Later, almost two years ago, Makena left her job to work on registering her nonprofit organization, City's Heart Cry Ministries, in Kenya. The faith based organization works to help orphaned and abandoned children in Kenya, especially girls. While establishing overseas operations for her nonprofit proved to take quite a bit of work, Makena found she still had some spare time. She used it, in part, to publish her first book, "Knowing and Yielding to the Voice that Counts." Due to her extensive journaling, it only took about a month to put together. The book is based on Makena's own life, especially her journey through Nate's medical story.

Just this past November, she published her second book, "Become Whole, Unbreakable, and Unstoppable."

This second book is also based on Makena's experience but focuses on finding oneself. She was inspired to write it by reflecting on her life — being a single mother through some incredibly difficult times — and answering an all-too-common question she's been asked: "How do you do it?" She turned what she learned into a book.

"These are things that have kept me strong through very difficult situations," she said.

The book discusses the process to becoming whole — discovering one's true self beyond the possessions or careers; becoming or remaining unbroken through personal struggles; and learning to be unstoppable and discovering one's purpose.

"When you know your purpose, nothing can beat it out of you," Makena said.

In both books — and those she has yet to publish — Makena said she hopes to inspire others.

"A lot of people are just living," she said. "I think there's a lot more that can be done."

Makena has another book in the works, this one about parenting, she said. She's also working with Nate to see his first book published. And while she has plenty of other books she intends to write, for now, she said, she plans to take some time to market the ones she's already published and return to a more traditional job.
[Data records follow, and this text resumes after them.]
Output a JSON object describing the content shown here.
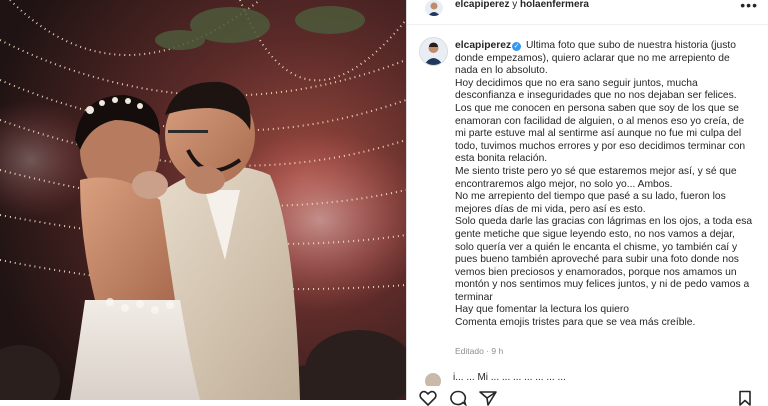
{
  "post": {
    "header_user1": "elcapiperez",
    "header_connector": " y ",
    "header_user2": "holaenfermera",
    "more_icon": "more-horizontal-icon"
  },
  "caption": {
    "username": "elcapiperez",
    "lines": [
      "Ultima foto que subo de nuestra historia (justo donde empezamos), quiero aclarar que no me arrepiento de nada en lo absoluto.",
      "Hoy decidimos que no era sano seguir juntos, mucha desconfianza e inseguridades que no nos dejaban ser felices. Los que me conocen en persona saben que soy de los que se enamoran con facilidad de alguien, o al menos eso yo creía, de mi parte estuve mal al sentirme así aunque no fue mi culpa del todo, tuvimos muchos errores y por eso decidimos terminar con esta bonita relación.",
      "Me siento triste pero yo sé que estaremos mejor así, y sé que encontraremos algo mejor, no solo yo... Ambos.",
      "No me arrepiento del tiempo que pasé a su lado, fueron los mejores días de mi vida, pero así es esto.",
      "Solo queda darle las gracias con lágrimas en los ojos, a toda esa gente metiche que sigue leyendo esto, no nos vamos a dejar, solo quería ver a quién le encanta el chisme, yo también caí y pues bueno también aproveché para subir una foto donde nos vemos bien preciosos y enamorados, porque nos amamos un montón y nos sentimos muy felices juntos, y ni de pedo vamos a terminar",
      "Hay que fomentar la lectura los quiero",
      "Comenta emojis tristes para que se vea más creíble."
    ],
    "meta": "Editado · 9 h"
  },
  "comment": {
    "text": "i... ... Mi ... ... ... ... ... ... ..."
  },
  "icons": {
    "like": "heart-icon",
    "comment": "comment-icon",
    "share": "share-icon",
    "save": "bookmark-icon"
  },
  "colors": {
    "verified": "#3897f0",
    "text": "#262626",
    "muted": "#8e8e8e"
  }
}
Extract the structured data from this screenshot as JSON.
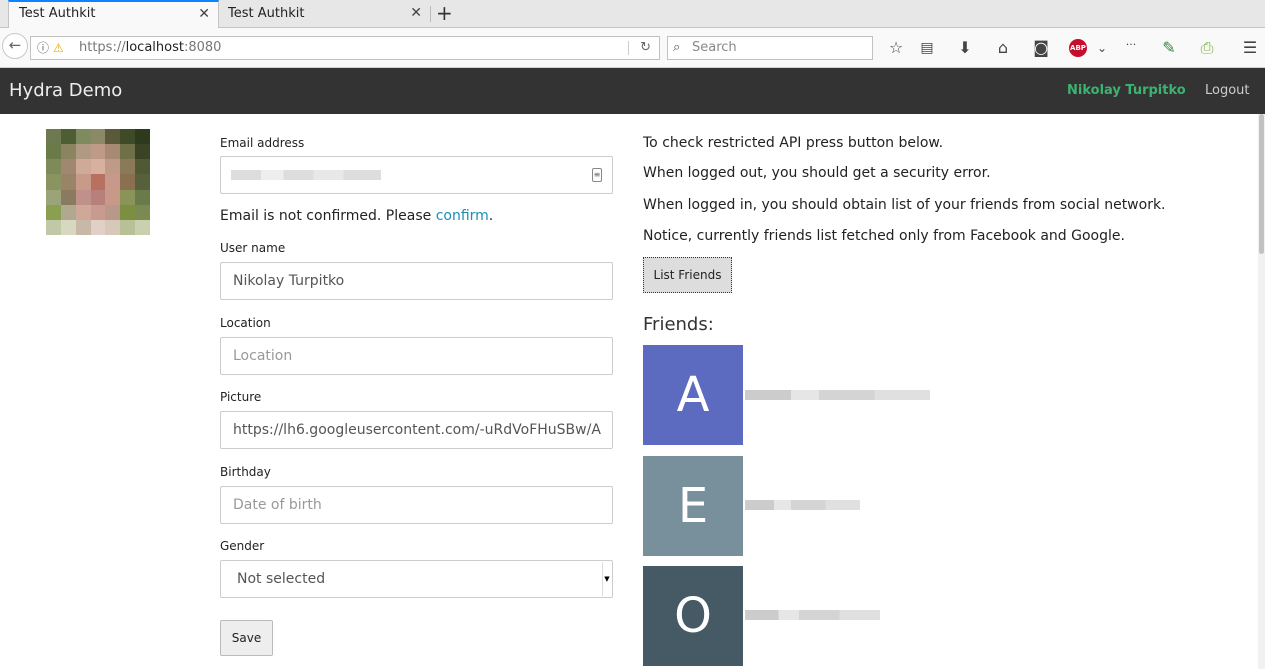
{
  "browser": {
    "tabs": [
      {
        "title": "Test Authkit",
        "active": true
      },
      {
        "title": "Test Authkit",
        "active": false
      }
    ],
    "url": {
      "scheme": "https://",
      "host": "localhost",
      "port": ":8080"
    },
    "search_placeholder": "Search",
    "abp_label": "ABP"
  },
  "app": {
    "brand": "Hydra Demo",
    "user_name": "Nikolay Turpitko",
    "logout_label": "Logout"
  },
  "profile": {
    "email_label": "Email address",
    "email_notice_prefix": "Email is not confirmed. Please ",
    "email_confirm_link": "confirm",
    "email_notice_suffix": ".",
    "username_label": "User name",
    "username_value": "Nikolay Turpitko",
    "location_label": "Location",
    "location_placeholder": "Location",
    "picture_label": "Picture",
    "picture_value": "https://lh6.googleusercontent.com/-uRdVoFHuSBw/A",
    "birthday_label": "Birthday",
    "birthday_placeholder": "Date of birth",
    "gender_label": "Gender",
    "gender_selected": "Not selected",
    "save_label": "Save"
  },
  "friends_panel": {
    "lines": [
      "To check restricted API press button below.",
      "When logged out, you should get a security error.",
      "When logged in, you should obtain list of your friends from social network.",
      "Notice, currently friends list fetched only from Facebook and Google."
    ],
    "list_button_label": "List Friends",
    "title": "Friends:",
    "friends": [
      {
        "initial": "A",
        "color": "#5c6bc0"
      },
      {
        "initial": "E",
        "color": "#78909c"
      },
      {
        "initial": "O",
        "color": "#455a64"
      }
    ]
  },
  "colors": {
    "appbar": "#333333",
    "user_link": "#3cb371",
    "link": "#1a8fb3",
    "tab_accent": "#0a84ff"
  }
}
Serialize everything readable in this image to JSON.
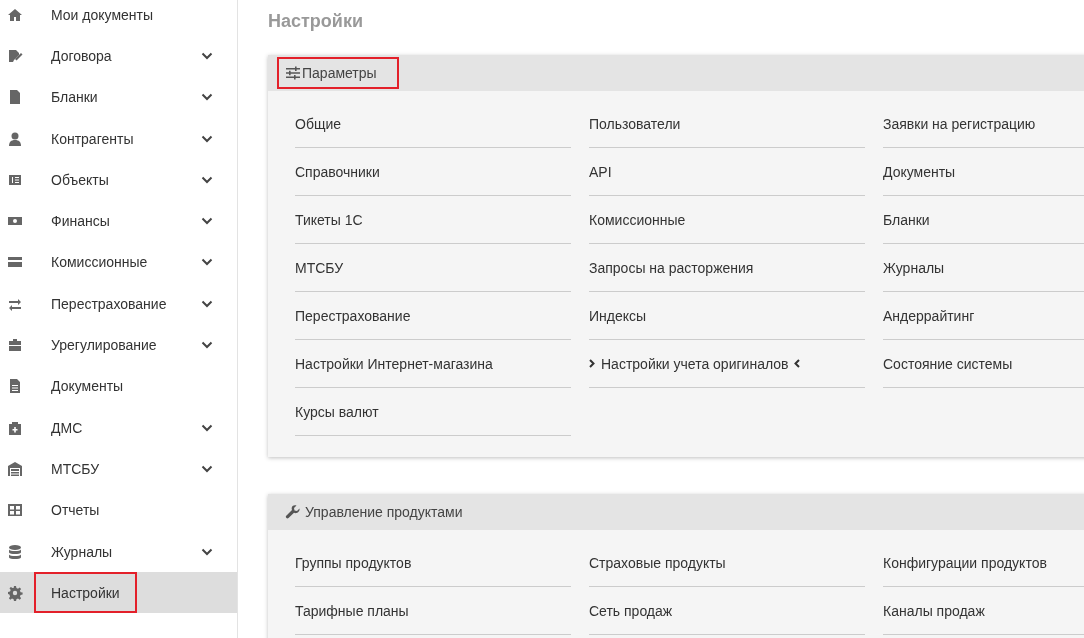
{
  "sidebar": {
    "items": [
      {
        "label": "Мои документы",
        "expandable": false,
        "selected": false,
        "highlighted": false
      },
      {
        "label": "Договора",
        "expandable": true,
        "selected": false,
        "highlighted": false
      },
      {
        "label": "Бланки",
        "expandable": true,
        "selected": false,
        "highlighted": false
      },
      {
        "label": "Контрагенты",
        "expandable": true,
        "selected": false,
        "highlighted": false
      },
      {
        "label": "Объекты",
        "expandable": true,
        "selected": false,
        "highlighted": false
      },
      {
        "label": "Финансы",
        "expandable": true,
        "selected": false,
        "highlighted": false
      },
      {
        "label": "Комиссионные",
        "expandable": true,
        "selected": false,
        "highlighted": false
      },
      {
        "label": "Перестрахование",
        "expandable": true,
        "selected": false,
        "highlighted": false
      },
      {
        "label": "Урегулирование",
        "expandable": true,
        "selected": false,
        "highlighted": false
      },
      {
        "label": "Документы",
        "expandable": false,
        "selected": false,
        "highlighted": false
      },
      {
        "label": "ДМС",
        "expandable": true,
        "selected": false,
        "highlighted": false
      },
      {
        "label": "МТСБУ",
        "expandable": true,
        "selected": false,
        "highlighted": false
      },
      {
        "label": "Отчеты",
        "expandable": false,
        "selected": false,
        "highlighted": false
      },
      {
        "label": "Журналы",
        "expandable": true,
        "selected": false,
        "highlighted": false
      },
      {
        "label": "Настройки",
        "expandable": false,
        "selected": true,
        "highlighted": true
      }
    ]
  },
  "page_title": "Настройки",
  "cards": [
    {
      "title": "Параметры",
      "highlighted": true,
      "links": [
        {
          "label": "Общие",
          "hovered": false
        },
        {
          "label": "Пользователи",
          "hovered": false
        },
        {
          "label": "Заявки на регистрацию",
          "hovered": false
        },
        {
          "label": "Справочники",
          "hovered": false
        },
        {
          "label": "API",
          "hovered": false
        },
        {
          "label": "Документы",
          "hovered": false
        },
        {
          "label": "Тикеты 1С",
          "hovered": false
        },
        {
          "label": "Комиссионные",
          "hovered": false
        },
        {
          "label": "Бланки",
          "hovered": false
        },
        {
          "label": "МТСБУ",
          "hovered": false
        },
        {
          "label": "Запросы на расторжения",
          "hovered": false
        },
        {
          "label": "Журналы",
          "hovered": false
        },
        {
          "label": "Перестрахование",
          "hovered": false
        },
        {
          "label": "Индексы",
          "hovered": false
        },
        {
          "label": "Андеррайтинг",
          "hovered": false
        },
        {
          "label": "Настройки Интернет-магазина",
          "hovered": false
        },
        {
          "label": "Настройки учета оригиналов",
          "hovered": true
        },
        {
          "label": "Состояние системы",
          "hovered": false
        },
        {
          "label": "Курсы валют",
          "hovered": false
        }
      ]
    },
    {
      "title": "Управление продуктами",
      "highlighted": false,
      "links": [
        {
          "label": "Группы продуктов",
          "hovered": false
        },
        {
          "label": "Страховые продукты",
          "hovered": false
        },
        {
          "label": "Конфигурации продуктов",
          "hovered": false
        },
        {
          "label": "Тарифные планы",
          "hovered": false
        },
        {
          "label": "Сеть продаж",
          "hovered": false
        },
        {
          "label": "Каналы продаж",
          "hovered": false
        }
      ]
    }
  ]
}
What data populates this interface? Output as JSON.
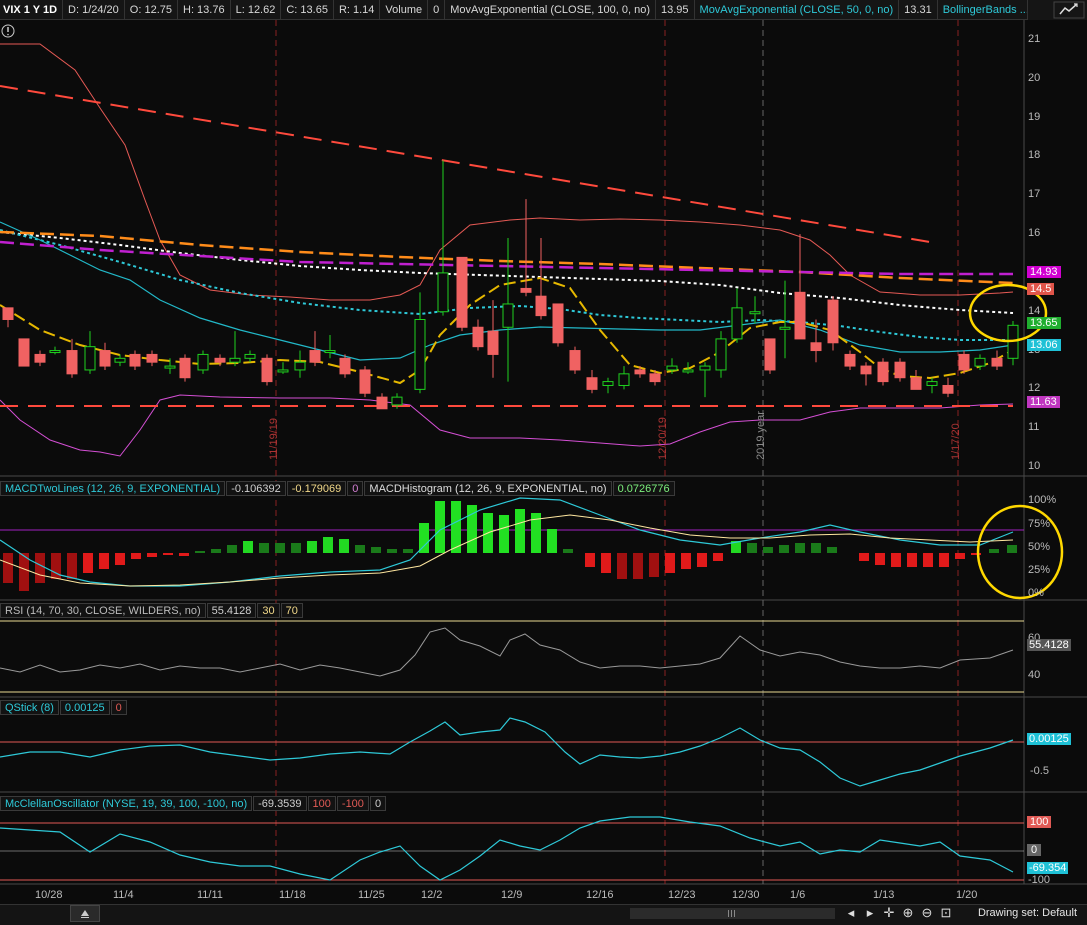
{
  "header": {
    "symbol": "VIX 1 Y 1D",
    "date": "D: 1/24/20",
    "open": "O: 12.75",
    "high": "H: 13.76",
    "low": "L: 12.62",
    "close": "C: 13.65",
    "range": "R: 1.14",
    "volume_label": "Volume",
    "volume_value": "0",
    "ema100_label": "MovAvgExponential (CLOSE, 100, 0, no)",
    "ema100_value": "13.95",
    "ema50_label": "MovAvgExponential (CLOSE, 50, 0, no)",
    "ema50_value": "13.31",
    "bb_label": "BollingerBands ..."
  },
  "price_axis": {
    "ticks": [
      "21",
      "20",
      "19",
      "18",
      "17",
      "16",
      "15",
      "14",
      "13",
      "12",
      "11",
      "10"
    ],
    "badges": [
      {
        "text": "14.93",
        "color": "#d100d1"
      },
      {
        "text": "14.5",
        "color": "#e0554a"
      },
      {
        "text": "13.65",
        "color": "#1fae2f"
      },
      {
        "text": "13.06",
        "color": "#1fc1d6"
      },
      {
        "text": "11.63",
        "color": "#c036c0"
      }
    ]
  },
  "vertical_labels": [
    "11/19/19",
    "12/20/19",
    "2019 year",
    "1/17/20"
  ],
  "macd": {
    "lines_label": "MACDTwoLines (12, 26, 9, EXPONENTIAL)",
    "value1": "-0.106392",
    "value2": "-0.179069",
    "value3": "0",
    "hist_label": "MACDHistogram (12, 26, 9, EXPONENTIAL, no)",
    "hist_value": "0.0726776",
    "ticks": [
      "100%",
      "75%",
      "50%",
      "25%",
      "0%"
    ]
  },
  "rsi": {
    "label": "RSI (14, 70, 30, CLOSE, WILDERS, no)",
    "value": "55.4128",
    "ob": "30",
    "os": "70",
    "ticks": [
      "60",
      "40"
    ],
    "badge": "55.4128"
  },
  "qstick": {
    "label": "QStick (8)",
    "value": "0.00125",
    "zero": "0",
    "ticks": [
      "-0.5"
    ],
    "badge": "0.00125"
  },
  "mcclellan": {
    "label": "McClellanOscillator (NYSE, 19, 39, 100, -100, no)",
    "value": "-69.3539",
    "up": "100",
    "down": "-100",
    "zero": "0",
    "ticks": [
      "100",
      "0",
      "-100"
    ],
    "badge": "-69.354"
  },
  "x_axis": [
    "10/28",
    "11/4",
    "11/11",
    "11/18",
    "11/25",
    "12/2",
    "12/9",
    "12/16",
    "12/23",
    "12/30",
    "1/6",
    "1/13",
    "1/20"
  ],
  "footer": {
    "drawing_set": "Drawing set: Default"
  },
  "colors": {
    "up": "#1fd11f",
    "down": "#f06262",
    "ema50": "#2ec9d8",
    "ema100": "#ffffff",
    "trend": "#ff4a3d",
    "ma_orange": "#ff8c1a",
    "ma_magenta": "#d100d1",
    "bb": "#ff6a6a",
    "highlight": "#ffd800"
  }
}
Both her books are available through Amazon, Barnes and Noble and Westbow Press. Information is also available online at To learn more about Makena's nonprofit work, go to